» **Supplied entries**

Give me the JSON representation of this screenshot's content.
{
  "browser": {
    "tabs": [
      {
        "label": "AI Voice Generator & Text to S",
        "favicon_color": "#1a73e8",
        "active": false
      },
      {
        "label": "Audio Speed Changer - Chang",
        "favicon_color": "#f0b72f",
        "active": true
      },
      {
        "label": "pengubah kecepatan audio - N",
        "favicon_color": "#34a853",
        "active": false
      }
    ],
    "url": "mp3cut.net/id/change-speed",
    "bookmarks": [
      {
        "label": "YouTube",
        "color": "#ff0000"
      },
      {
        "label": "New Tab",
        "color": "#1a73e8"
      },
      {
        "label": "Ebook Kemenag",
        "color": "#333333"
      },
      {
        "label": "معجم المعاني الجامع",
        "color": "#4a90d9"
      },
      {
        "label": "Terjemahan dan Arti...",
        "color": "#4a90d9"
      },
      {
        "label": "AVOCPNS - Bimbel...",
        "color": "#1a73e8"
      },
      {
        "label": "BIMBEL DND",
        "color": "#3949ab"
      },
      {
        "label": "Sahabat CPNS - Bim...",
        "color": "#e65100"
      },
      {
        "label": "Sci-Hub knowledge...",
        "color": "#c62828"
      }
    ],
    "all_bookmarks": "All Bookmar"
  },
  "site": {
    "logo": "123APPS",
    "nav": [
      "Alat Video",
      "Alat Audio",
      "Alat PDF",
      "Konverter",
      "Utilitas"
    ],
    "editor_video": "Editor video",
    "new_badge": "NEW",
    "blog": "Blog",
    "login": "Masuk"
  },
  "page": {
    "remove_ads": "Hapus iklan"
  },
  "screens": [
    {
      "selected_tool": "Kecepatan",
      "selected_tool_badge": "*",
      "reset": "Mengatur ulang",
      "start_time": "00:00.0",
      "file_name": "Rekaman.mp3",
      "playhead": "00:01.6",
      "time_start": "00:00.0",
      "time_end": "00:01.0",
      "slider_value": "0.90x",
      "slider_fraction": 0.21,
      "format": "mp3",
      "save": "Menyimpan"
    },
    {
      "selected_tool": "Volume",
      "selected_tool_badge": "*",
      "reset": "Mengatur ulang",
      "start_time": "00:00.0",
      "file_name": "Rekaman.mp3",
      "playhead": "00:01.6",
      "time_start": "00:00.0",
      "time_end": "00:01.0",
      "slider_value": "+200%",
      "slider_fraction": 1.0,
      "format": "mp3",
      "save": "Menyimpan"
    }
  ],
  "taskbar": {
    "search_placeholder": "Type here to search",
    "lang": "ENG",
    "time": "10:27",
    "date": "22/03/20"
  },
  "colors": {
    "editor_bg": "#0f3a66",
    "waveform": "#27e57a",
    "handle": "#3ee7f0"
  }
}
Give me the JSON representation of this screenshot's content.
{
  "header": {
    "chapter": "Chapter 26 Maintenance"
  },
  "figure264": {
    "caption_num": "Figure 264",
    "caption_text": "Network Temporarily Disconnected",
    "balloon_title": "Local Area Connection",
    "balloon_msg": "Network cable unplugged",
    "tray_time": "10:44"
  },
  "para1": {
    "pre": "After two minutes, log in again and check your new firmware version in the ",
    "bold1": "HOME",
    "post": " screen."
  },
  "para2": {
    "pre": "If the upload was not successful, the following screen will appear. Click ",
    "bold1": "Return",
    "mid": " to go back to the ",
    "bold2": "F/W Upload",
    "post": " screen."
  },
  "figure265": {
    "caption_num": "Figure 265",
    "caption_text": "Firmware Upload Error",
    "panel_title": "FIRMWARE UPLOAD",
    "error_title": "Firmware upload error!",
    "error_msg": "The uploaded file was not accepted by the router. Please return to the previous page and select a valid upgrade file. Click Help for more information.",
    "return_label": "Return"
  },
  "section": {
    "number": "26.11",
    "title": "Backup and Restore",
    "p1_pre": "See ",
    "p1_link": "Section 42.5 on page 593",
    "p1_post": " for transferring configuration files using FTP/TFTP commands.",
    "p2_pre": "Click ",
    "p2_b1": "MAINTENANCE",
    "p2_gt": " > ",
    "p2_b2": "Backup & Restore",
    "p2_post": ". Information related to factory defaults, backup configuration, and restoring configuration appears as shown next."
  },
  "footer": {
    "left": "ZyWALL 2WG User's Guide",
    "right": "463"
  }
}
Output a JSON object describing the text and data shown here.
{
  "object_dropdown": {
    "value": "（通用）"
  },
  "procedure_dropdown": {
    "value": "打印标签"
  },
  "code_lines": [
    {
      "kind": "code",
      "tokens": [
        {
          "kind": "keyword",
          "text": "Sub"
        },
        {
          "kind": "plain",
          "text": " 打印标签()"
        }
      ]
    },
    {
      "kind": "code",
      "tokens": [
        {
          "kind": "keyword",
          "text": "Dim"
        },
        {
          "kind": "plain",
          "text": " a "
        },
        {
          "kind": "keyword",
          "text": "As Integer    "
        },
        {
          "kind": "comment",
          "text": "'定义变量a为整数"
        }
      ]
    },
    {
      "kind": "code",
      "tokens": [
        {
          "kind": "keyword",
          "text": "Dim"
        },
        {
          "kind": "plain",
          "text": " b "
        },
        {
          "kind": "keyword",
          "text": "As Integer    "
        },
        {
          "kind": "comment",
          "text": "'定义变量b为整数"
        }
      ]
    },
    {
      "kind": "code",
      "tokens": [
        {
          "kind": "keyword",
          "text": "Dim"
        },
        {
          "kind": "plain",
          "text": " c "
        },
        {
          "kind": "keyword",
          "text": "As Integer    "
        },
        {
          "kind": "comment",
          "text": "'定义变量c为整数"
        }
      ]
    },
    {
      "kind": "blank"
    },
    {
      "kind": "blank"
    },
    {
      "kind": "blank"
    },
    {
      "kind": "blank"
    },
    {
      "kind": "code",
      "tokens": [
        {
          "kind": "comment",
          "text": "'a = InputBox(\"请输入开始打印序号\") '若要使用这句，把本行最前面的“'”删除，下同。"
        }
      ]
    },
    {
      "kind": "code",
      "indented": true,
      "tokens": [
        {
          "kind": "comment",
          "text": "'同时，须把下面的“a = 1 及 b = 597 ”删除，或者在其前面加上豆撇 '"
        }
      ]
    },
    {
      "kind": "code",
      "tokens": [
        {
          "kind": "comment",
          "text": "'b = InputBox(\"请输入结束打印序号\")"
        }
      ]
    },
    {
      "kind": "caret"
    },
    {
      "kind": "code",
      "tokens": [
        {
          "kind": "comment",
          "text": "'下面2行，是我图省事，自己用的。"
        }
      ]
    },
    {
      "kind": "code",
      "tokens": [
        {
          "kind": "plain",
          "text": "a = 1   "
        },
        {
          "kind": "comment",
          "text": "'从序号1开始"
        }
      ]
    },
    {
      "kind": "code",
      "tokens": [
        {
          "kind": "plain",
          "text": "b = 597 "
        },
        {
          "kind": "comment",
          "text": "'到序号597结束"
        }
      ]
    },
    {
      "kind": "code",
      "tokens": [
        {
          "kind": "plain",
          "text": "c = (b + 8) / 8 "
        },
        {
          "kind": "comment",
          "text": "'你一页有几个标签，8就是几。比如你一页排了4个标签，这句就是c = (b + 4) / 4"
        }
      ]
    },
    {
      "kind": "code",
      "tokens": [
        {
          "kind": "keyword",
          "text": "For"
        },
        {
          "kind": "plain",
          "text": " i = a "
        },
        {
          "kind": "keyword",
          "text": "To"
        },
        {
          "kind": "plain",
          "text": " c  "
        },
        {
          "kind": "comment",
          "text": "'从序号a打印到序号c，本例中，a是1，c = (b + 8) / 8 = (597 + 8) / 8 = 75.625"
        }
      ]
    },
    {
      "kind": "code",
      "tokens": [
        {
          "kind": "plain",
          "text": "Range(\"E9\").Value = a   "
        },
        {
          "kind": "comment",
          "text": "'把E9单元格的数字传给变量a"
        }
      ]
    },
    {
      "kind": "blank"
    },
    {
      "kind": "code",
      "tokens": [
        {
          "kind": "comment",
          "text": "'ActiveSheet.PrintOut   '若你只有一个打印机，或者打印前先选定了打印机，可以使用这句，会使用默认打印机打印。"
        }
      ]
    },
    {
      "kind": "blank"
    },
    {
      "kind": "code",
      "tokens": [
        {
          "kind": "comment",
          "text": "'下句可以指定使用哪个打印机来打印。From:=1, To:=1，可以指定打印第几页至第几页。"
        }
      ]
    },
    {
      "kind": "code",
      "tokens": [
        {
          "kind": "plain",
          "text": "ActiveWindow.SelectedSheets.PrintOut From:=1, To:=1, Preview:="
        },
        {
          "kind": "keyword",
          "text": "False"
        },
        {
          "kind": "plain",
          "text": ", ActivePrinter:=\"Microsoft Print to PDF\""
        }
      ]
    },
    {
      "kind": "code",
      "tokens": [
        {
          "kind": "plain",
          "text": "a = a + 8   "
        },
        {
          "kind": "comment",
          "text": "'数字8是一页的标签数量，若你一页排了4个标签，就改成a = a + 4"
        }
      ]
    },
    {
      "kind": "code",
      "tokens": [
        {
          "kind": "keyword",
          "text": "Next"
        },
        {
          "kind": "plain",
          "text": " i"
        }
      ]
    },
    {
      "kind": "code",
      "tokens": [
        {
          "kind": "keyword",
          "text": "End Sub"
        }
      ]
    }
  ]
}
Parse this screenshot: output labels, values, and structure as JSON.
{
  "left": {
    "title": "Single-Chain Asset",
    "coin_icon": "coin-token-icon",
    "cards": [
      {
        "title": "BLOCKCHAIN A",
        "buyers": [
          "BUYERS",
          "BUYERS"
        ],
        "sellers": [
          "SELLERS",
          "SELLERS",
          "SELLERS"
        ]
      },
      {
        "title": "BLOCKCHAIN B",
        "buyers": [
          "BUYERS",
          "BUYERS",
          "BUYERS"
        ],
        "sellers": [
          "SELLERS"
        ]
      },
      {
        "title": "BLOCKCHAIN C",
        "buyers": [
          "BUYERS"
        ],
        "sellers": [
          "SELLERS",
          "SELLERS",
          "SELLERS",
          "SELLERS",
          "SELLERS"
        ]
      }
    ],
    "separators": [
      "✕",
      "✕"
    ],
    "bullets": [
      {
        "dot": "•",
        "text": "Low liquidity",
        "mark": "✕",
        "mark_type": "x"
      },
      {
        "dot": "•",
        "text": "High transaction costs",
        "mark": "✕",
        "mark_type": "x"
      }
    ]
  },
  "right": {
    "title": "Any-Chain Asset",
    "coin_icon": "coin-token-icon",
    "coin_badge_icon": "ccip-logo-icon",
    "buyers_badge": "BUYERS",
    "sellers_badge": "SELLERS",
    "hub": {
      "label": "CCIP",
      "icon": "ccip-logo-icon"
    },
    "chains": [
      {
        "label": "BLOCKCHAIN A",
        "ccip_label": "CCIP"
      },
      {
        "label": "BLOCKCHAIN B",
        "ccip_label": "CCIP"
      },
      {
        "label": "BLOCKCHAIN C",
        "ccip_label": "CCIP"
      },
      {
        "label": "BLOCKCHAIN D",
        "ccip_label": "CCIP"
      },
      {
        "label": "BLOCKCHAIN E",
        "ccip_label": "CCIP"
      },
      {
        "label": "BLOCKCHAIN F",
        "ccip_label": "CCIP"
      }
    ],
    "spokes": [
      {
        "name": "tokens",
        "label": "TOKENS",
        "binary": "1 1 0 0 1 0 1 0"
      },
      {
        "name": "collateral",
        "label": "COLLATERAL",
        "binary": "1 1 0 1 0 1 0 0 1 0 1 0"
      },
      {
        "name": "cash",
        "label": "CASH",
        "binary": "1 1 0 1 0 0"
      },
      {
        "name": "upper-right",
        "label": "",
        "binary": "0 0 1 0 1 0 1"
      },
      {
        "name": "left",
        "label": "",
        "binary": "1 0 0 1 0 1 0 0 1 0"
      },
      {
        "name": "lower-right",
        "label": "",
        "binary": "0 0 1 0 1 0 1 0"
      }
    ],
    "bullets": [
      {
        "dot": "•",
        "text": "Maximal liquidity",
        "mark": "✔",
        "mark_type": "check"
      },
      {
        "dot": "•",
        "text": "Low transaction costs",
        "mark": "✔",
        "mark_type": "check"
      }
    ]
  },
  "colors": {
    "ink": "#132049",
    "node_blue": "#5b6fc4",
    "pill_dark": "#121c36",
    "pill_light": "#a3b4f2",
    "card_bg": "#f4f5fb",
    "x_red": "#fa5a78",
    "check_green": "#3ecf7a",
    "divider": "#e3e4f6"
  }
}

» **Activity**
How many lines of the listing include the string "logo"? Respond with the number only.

» **Expected answer**
3